Once the subversion software has been installed (see previous post) it is not time to move at least one of my existing repositories to the new environment to test my processes.
First, we take a Backup…
The process I have decided on is a SVN Dump / Load Migration. Since I am the only user on the repository, I will not have an issue with intermittent updates into my repository, therefore, it should be straight forward…
On my Windows Server, I dump the repository using the svnadmin dump command.
…then we load the Data
But before we can load the data, we need to create a (new) target repository. My SVN Repo I am transferring is named LEGO and I want to keep the name:
sudo svnadmin create /srv/svn/lego sudo chown -R www-data:subversion lego sudo chmod -R g+rws lego
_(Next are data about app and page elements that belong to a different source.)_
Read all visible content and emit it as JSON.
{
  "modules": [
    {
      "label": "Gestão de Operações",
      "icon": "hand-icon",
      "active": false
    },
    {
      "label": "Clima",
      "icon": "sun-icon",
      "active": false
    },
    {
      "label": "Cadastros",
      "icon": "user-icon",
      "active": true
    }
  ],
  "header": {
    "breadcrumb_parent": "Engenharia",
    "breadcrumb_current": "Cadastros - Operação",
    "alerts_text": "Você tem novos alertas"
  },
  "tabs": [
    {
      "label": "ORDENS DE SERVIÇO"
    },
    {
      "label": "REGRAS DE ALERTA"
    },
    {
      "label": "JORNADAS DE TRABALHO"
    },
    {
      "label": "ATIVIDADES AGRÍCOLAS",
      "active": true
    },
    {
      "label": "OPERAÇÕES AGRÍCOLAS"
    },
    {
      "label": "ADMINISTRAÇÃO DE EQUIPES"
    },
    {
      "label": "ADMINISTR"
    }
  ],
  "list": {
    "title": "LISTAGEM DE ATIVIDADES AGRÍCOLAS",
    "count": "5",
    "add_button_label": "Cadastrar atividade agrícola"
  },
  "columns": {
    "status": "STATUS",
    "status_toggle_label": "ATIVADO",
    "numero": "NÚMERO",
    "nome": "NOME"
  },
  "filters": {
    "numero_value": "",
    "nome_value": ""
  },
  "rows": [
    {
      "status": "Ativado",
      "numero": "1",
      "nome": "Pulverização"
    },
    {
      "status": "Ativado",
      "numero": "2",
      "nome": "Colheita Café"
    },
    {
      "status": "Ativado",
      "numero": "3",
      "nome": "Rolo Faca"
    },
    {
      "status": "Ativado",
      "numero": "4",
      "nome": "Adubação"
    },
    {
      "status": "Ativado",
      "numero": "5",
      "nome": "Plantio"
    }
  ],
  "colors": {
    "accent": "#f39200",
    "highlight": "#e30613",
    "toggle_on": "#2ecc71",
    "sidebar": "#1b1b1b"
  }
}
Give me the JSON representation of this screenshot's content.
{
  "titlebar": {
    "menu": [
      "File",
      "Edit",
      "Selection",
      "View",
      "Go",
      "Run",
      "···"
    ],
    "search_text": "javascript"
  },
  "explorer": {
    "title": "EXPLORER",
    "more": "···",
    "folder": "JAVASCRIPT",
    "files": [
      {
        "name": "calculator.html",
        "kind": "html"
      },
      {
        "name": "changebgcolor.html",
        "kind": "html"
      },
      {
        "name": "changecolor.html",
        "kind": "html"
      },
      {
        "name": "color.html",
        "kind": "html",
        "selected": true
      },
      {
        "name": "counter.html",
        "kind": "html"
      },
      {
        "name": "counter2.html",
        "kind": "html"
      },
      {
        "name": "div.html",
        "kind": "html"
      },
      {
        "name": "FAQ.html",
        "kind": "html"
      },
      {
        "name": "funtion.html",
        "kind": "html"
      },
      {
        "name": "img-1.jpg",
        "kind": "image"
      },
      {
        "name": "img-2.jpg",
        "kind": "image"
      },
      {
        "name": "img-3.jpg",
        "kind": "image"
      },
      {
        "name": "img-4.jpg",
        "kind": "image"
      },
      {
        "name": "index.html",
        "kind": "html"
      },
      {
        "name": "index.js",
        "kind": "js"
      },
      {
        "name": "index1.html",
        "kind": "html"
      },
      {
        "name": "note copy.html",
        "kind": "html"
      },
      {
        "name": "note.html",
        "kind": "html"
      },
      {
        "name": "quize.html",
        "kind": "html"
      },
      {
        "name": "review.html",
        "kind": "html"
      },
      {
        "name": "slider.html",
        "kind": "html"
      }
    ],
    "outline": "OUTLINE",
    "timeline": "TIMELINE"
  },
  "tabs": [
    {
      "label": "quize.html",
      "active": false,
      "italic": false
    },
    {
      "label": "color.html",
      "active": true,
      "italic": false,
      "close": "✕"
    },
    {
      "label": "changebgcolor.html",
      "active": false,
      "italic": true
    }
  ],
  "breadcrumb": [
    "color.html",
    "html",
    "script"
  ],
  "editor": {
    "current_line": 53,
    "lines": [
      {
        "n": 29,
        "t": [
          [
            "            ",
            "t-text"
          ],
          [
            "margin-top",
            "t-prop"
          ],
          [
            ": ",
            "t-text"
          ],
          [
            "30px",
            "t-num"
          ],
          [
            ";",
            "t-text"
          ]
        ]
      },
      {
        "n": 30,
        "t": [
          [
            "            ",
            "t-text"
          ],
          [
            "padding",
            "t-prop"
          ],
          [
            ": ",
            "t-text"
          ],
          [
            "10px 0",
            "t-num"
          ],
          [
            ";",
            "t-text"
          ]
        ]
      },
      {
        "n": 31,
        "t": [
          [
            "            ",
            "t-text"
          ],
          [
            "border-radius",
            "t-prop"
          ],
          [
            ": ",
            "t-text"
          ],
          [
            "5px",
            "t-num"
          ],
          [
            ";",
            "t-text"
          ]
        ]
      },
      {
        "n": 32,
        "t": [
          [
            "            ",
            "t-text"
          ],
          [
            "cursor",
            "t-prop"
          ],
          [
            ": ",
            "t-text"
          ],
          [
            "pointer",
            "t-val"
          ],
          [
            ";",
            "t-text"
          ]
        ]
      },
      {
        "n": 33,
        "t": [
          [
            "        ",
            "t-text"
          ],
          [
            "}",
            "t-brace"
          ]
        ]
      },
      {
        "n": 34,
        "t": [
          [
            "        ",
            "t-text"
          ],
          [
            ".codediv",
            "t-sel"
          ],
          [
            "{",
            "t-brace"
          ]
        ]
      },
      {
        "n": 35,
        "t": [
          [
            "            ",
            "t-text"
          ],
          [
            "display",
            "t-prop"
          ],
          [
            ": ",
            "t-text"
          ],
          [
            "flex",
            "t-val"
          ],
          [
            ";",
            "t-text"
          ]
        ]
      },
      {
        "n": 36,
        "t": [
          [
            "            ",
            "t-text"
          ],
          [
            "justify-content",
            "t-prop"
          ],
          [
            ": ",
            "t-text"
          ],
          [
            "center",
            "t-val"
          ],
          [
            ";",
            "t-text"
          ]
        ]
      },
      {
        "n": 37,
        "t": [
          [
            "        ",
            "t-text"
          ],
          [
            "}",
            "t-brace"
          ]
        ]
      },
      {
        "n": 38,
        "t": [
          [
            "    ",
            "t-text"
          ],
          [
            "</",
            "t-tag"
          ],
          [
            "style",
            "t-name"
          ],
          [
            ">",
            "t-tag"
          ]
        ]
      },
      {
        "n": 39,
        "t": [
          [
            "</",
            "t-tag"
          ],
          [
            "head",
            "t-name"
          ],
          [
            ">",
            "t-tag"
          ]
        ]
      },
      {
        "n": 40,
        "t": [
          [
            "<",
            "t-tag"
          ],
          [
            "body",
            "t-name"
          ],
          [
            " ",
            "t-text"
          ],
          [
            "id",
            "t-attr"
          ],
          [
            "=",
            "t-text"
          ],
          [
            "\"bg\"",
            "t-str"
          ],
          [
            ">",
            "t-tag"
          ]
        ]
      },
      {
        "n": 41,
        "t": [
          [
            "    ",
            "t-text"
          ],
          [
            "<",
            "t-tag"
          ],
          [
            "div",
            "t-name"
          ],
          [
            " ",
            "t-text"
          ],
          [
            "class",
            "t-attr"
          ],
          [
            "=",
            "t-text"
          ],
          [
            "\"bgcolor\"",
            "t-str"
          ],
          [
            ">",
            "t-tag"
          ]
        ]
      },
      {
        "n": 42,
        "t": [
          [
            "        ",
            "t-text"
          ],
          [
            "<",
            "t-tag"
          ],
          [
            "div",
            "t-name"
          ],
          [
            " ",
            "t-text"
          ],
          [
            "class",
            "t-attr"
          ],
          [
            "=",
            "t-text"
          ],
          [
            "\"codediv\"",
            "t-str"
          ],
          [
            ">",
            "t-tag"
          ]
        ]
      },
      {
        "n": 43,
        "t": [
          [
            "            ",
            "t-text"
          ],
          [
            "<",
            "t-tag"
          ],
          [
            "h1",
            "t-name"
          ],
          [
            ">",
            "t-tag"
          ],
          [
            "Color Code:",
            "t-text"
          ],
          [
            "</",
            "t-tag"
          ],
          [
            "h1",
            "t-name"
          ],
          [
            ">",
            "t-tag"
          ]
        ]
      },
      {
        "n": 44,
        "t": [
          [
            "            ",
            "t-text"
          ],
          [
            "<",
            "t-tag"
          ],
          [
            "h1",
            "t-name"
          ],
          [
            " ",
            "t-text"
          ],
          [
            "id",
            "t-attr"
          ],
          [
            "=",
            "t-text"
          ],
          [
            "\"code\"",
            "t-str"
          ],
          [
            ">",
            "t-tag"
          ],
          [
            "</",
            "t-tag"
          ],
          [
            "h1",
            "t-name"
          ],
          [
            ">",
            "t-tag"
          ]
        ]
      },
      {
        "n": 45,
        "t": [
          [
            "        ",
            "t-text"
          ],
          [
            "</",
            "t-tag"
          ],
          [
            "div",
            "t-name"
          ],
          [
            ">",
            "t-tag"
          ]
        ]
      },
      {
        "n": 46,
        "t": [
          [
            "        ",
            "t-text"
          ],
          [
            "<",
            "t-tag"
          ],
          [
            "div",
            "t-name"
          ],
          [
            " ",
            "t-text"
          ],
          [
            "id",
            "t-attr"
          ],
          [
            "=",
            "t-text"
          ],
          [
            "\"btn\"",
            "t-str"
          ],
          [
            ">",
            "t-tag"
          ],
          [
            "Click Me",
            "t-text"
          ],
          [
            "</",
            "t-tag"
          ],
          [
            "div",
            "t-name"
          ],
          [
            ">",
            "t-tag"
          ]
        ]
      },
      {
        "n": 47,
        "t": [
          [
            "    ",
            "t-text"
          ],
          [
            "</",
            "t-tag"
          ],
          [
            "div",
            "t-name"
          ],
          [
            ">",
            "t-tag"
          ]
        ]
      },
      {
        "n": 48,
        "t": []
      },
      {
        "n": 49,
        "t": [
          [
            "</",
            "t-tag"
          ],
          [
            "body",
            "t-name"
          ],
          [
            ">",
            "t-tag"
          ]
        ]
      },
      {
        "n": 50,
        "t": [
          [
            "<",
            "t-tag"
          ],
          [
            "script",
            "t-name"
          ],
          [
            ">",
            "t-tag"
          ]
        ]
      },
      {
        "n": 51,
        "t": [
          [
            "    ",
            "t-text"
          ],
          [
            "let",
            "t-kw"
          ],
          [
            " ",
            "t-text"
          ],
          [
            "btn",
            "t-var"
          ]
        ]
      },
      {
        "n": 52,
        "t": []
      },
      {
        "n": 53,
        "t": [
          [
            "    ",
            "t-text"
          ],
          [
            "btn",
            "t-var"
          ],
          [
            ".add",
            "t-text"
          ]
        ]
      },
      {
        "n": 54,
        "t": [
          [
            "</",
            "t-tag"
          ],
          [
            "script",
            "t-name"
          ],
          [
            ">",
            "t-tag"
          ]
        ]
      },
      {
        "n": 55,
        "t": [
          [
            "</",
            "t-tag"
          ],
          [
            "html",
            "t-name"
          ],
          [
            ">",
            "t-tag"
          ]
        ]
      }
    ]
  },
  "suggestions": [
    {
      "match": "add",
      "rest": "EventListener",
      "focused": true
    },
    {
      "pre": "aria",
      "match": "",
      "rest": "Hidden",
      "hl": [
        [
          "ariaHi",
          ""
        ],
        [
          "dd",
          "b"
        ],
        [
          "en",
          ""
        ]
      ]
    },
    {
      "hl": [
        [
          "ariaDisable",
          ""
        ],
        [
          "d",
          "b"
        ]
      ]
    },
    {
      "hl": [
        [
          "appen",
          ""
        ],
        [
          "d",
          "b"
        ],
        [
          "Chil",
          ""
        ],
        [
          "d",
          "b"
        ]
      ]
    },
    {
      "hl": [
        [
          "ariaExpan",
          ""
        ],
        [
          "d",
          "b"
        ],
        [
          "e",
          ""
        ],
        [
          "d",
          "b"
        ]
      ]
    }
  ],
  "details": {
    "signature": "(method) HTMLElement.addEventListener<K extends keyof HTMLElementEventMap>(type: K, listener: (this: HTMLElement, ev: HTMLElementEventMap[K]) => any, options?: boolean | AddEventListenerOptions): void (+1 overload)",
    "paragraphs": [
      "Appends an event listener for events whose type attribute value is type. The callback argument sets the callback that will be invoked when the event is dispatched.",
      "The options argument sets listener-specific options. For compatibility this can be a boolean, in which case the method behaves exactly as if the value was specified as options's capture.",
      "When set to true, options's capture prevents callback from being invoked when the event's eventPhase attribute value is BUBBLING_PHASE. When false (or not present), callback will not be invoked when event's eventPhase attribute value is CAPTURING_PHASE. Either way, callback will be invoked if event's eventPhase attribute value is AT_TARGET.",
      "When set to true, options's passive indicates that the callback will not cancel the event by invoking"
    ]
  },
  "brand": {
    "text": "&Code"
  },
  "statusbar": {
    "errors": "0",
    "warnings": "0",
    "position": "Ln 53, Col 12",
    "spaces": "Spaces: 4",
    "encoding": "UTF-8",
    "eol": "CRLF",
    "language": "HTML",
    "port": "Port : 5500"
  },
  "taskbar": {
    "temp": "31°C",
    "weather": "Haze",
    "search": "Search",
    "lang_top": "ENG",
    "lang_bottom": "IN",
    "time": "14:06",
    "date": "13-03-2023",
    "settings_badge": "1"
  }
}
This creates the new repository and adjusts the permissions.
To load the dump file, I first need to be able to access the QNAP location where it is stored. Which means I need a mount point if I don’t have one yet (e.g. a QNAP directory in /mnt) and I need to mount the network share (mind that on QNAP, it is a SAMBA share!).
sudo mount -t cifs -o username=[myuser],password=[mypasswd] //[QNAPIP]/[QNAPShare] /mnt/QNAP
Now, that does the trick… and here comes (hopefully) my loading of information into Subversion.
sudo svnadmin load /srv/svn/lego < /mnt/QNAP/LEGO/LEGO.dump
Send it… and watch the load proceed!
Checking the Data is actually there…
But how can we tell it actually worked? Well – two ways: we can first look at the WebDAV Interface through the web browser.
Looks like my repository has finally made it to its new (test) location. Which is good. Now, I can rest assured that I can not only properly backup my data – I can also recover it. And I can recover it “cross-system”, from a Windows-based environment to a Linux-based environment.